The procession will begin at St. Peter's Church, where a simple engraving now memorializes Samuel Fraunces, George Washington's former steward and owner of a famous New York City tavern, who lies buried in an unmarked grave somewhere in the churchyard.
"Finally, there is a spot on hallowed ground for us to reflect on," said C.R. Cole, a Fraunces descendant by marriage. "Until now, we had no place to send the kids to learn or pay respects. Now there is a spot."
With several Fraunces descendants planning to attend, the churchyard gathering will begin at noon Saturday at St. Peter's, Third and Pine Streets.
Widely known as "Black Sam" during his lifetime, Fraunces has in recent years become the subject of some debate involving his racial identity. Many in the African American community dismiss scholarly claims that Fraunces was a white man. And at least some of his multihued descendants consider that assertion obtuse.
"The Fraunces family is African in origin," said Cole. "The family totally understands they are mixed racial. Everyone understands that."
Indeed, Cole suggests that Fraunces' grave is unmarked and his accomplishments are unheralded at least in part because of his racial identity.
"How could a family so intertwined with so many individuals associated with the Revolution not be remembered?" Cole asked, and answered: "Because he's mulatto."
Whether or not that has been the case in the past, Fraunces is certainly getting attention now. St. Peter's recently agreed to memorialize him in its churchyard, and money to pay for it was raised in part by black activist groups.
The burial site is the starting point for Saturday's procession, which will move to Front and Market, where slaves were once auctioned outside the old London Coffee House. It will pass Willings Alley, center of the city's 18th-century slave trade, and Sixth and Market, home of Washington's presidency in the 1790s — and of at least nine slaves. The trek ends at Washington Square, then called Congo Square, where blacks were buried and where the living gathered to honor and to celebrate.
Two activist organizations concerned with retrieving the city's African historical legacy, Generations Unlimited and the African Daughters of Fine Lineage, are sponsoring the procession; they also helped raise funds for the churchyard memorial.
Charles Blockson, emeritus curator of the Charles Blockson Afro-American Collection at Temple University and a founder of Generations Unlimited, said the noon commemoration of Fraunces will be the first public recognition of his burial site.
As far as Blockson is concerned, there is no question about the racial identity of the steward and tavern owner: Fraunces was a black man of Haitian descent.

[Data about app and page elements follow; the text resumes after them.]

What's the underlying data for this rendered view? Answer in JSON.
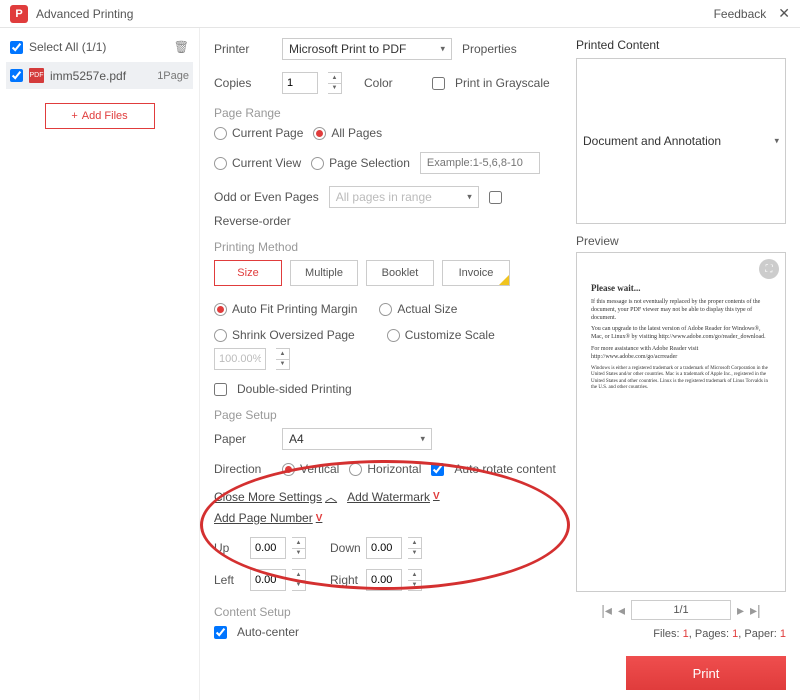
{
  "titlebar": {
    "app_initial": "P",
    "title": "Advanced Printing",
    "feedback": "Feedback"
  },
  "sidebar": {
    "select_all": "Select All (1/1)",
    "files": [
      {
        "name": "imm5257e.pdf",
        "pages": "1Page"
      }
    ],
    "add_files": "Add Files"
  },
  "printer": {
    "label": "Printer",
    "selected": "Microsoft Print to PDF",
    "properties": "Properties",
    "copies_label": "Copies",
    "copies_value": "1",
    "color_label": "Color",
    "grayscale": "Print in Grayscale"
  },
  "page_range": {
    "section": "Page Range",
    "current_page": "Current Page",
    "all_pages": "All Pages",
    "current_view": "Current View",
    "page_selection": "Page Selection",
    "placeholder": "Example:1-5,6,8-10",
    "odd_even_label": "Odd or Even Pages",
    "odd_even_value": "All pages in range",
    "reverse": "Reverse-order"
  },
  "method": {
    "section": "Printing Method",
    "size": "Size",
    "multiple": "Multiple",
    "booklet": "Booklet",
    "invoice": "Invoice",
    "auto_fit": "Auto Fit Printing Margin",
    "actual": "Actual Size",
    "shrink": "Shrink Oversized Page",
    "scale": "Customize Scale",
    "scale_val": "100.00%",
    "double_sided": "Double-sided Printing"
  },
  "page_setup": {
    "section": "Page Setup",
    "paper_label": "Paper",
    "paper_value": "A4",
    "direction_label": "Direction",
    "vertical": "Vertical",
    "horizontal": "Horizontal",
    "auto_rotate": "Auto rotate content",
    "close_more": "Close More Settings",
    "add_watermark": "Add Watermark",
    "add_pagenum": "Add Page Number",
    "up": "Up",
    "down": "Down",
    "left": "Left",
    "right": "Right",
    "margin_val": "0.00"
  },
  "content_setup": {
    "section": "Content Setup",
    "auto_center": "Auto-center"
  },
  "right": {
    "printed_content": "Printed Content",
    "printed_content_value": "Document and Annotation",
    "preview_label": "Preview",
    "preview": {
      "h": "Please wait...",
      "p1": "If this message is not eventually replaced by the proper contents of the document, your PDF viewer may not be able to display this type of document.",
      "p2": "You can upgrade to the latest version of Adobe Reader for Windows®, Mac, or Linux® by visiting http://www.adobe.com/go/reader_download.",
      "p3": "For more assistance with Adobe Reader visit http://www.adobe.com/go/acrreader",
      "p4": "Windows is either a registered trademark or a trademark of Microsoft Corporation in the United States and/or other countries. Mac is a trademark of Apple Inc., registered in the United States and other countries. Linux is the registered trademark of Linus Torvalds in the U.S. and other countries."
    },
    "page_display": "1/1",
    "counts_pre1": "Files: ",
    "counts_v1": "1",
    "counts_pre2": ", Pages: ",
    "counts_v2": "1",
    "counts_pre3": ", Paper: ",
    "counts_v3": "1",
    "print": "Print"
  }
}
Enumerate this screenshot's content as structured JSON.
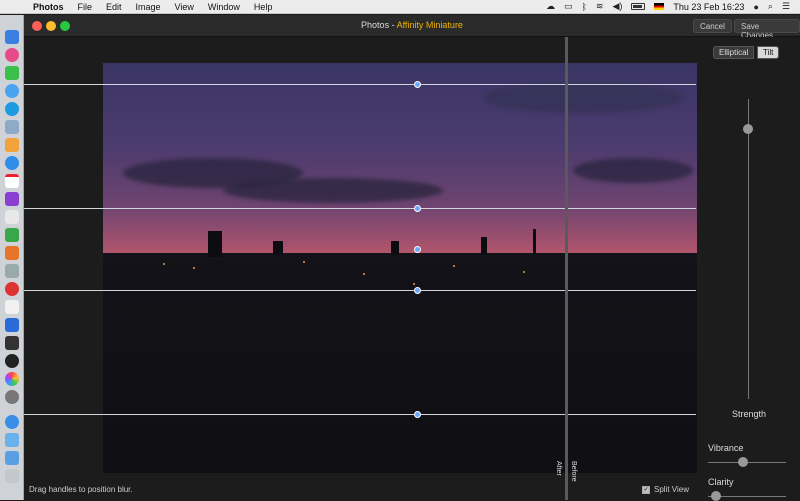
{
  "menubar": {
    "app": "Photos",
    "menus": [
      "File",
      "Edit",
      "Image",
      "View",
      "Window",
      "Help"
    ],
    "clock": "Thu 23 Feb  16:23"
  },
  "window": {
    "title_app": "Photos - ",
    "title_ext": "Affinity Miniature",
    "cancel_label": "Cancel",
    "save_label": "Save Changes"
  },
  "panel": {
    "mode_elliptical": "Elliptical",
    "mode_tilt": "Tilt",
    "selected_mode": "Tilt",
    "strength_label": "Strength",
    "strength_value": 0.9,
    "vibrance_label": "Vibrance",
    "vibrance_value": 0.45,
    "clarity_label": "Clarity",
    "clarity_value": 0.1
  },
  "split": {
    "after_label": "After",
    "before_label": "Before"
  },
  "footer": {
    "hint": "Drag handles to position blur.",
    "split_view_label": "Split View",
    "split_view_checked": true
  },
  "colors": {
    "accent_handle": "#6aa8ff",
    "extension_title": "#f0b400"
  }
}
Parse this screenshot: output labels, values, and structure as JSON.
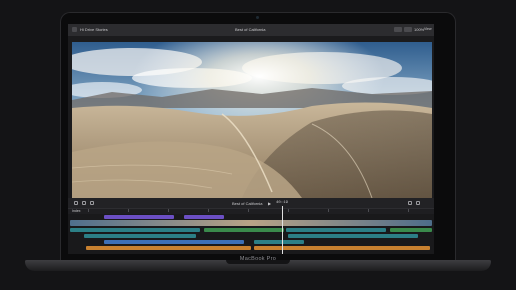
{
  "app": {
    "title": "Best of California",
    "library_label": "Hi Drive Stories",
    "zoom_label": "100%",
    "view_label": "View"
  },
  "viewer_bar": {
    "project_name": "Best of California",
    "timecode": "40:19",
    "index_label": "Index"
  },
  "device": {
    "brand": "MacBook Pro"
  },
  "colors": {
    "clip_purple": "#6b4fc4",
    "clip_teal": "#2c7f86",
    "clip_green": "#3a8a4c",
    "clip_blue": "#3c6fb6",
    "clip_orange": "#c88130"
  },
  "icons": [
    "camera-icon",
    "play-icon",
    "tool-icon",
    "snap-icon",
    "skimming-icon",
    "fullscreen-icon"
  ]
}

He owned Fraunces Tavern in New York City, where Washington bade his troops farewell at the end of the Revolutionary War, and he served as Washington's steward at the President's House from 1791 to 1794.
Fraunces opened a tavern here after that, and died in 1795. Blockson, who has researched Fraunces for decades, is responsible for a state historical marker commemorating the site of Fraunces' last tavern, near Second and Dock Streets.
"My main thrust is to honor Samuel Fraunces," he said, noting that Fraunces was a kind of uber-restaurateur — caterer, chef, manager, tavern-keeper. He even introduced Washington to carrot cake, popularizing it as a dessert.
"He was more than a cook," the historian continued, adding that Washington's celebrated enslaved chef Hercules was taught much of his art by Fraunces and emulated his mentor right down to his affinity for fancy duds.
"Hercules was important," said Blockson, "but even the way he dressed he got from Fraunces."
Cole, a genealogist who lives in Western Pennsylvania, said there were numerous Fraunces descendants in and around New York down to Atlanta, though she did not know how many would attend the churchyard gathering.
"He was right at the center of everything," she said of her ancestor.
Sacaree Rhodes, an organizer of the procession, called it "the trail of blood and tears" and said it would "retrace the path that our ancestors walked as they were transported, bought, and sold just blocks from the site of Independence Hall and the Liberty Bell."
Rhodes emphasized that much of the historic district was tainted by past association with slavery.
"As residents and tourists walk the streets of Center City Philadelphia and what is now called Society Hill," she said, "I want them to understand that these streets are where black men, women, and children were bought on auction blocks just feet from where the Liberty Bell is now located."